From the late R.C. Sproul's Ligonier Ministries we find a short article "praising" limited atonement by Richard Phillips. For the purpose of this post we will be focusing in on a section that promotes a critique of Arminianism that has been common among Calvinists for a long time and has been expressed in many different … Continue reading Does Arminian Theology Suggest That We Depend on Ourselves Instead of Christ for Salvation?
Does God depend upon anything in creation? Everyone agrees that God has no need of things like food, water, shelter, rest, etc. We often refer to this as God’s aseity –His independence of His creation. So God has no innate need of these things, and is utterly self-sufficient. But can God take on a need … Continue reading Innate vs Self-Imposed Dependencies
In our last post on Calvinists who talk past the debate, we handily disposed of the fallacious arguments of a Calvinist objector insists on misrepresenting the issue. He tries to salvage his rapidly-crumbling narrative with yet more proof that he is simply talking past what is being discussed without understanding it. Still Missing the Point I've been pretty … Continue reading Tackling Calvinist Errors on Omniscience & Aseity (Plus a Deductive Proof)
In reply to my post on Calvinism’s Inconsistencies on God’s Attributes, our dear objector has given us another demonstration of missing the point entirely. As is all too common when discussing theological issues, most 'cage-stage' Calvinists have a dreadful habit of trying to define what you believe for you rather than actually listening to or … Continue reading Calvinist Debate: Talking Past the Argument

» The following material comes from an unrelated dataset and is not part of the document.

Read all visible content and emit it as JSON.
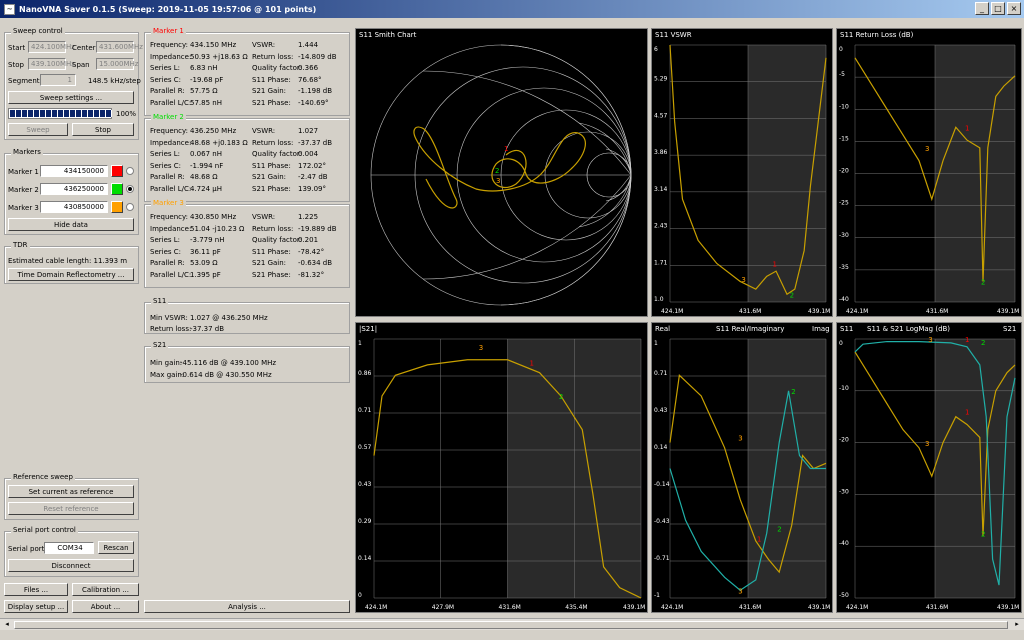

Some years after writing this article on God's aseity, I was pointed to a reply by 'TheSire' (hereafter, 'the objector') that more or less misses the point of my original post. It's not very long or well-conceived, but I'll address his main points. Lack of Explaining Power The first of his objections involves people 'explaining' … Continue reading Calvinism’s Inconsistencies on God’s Attributes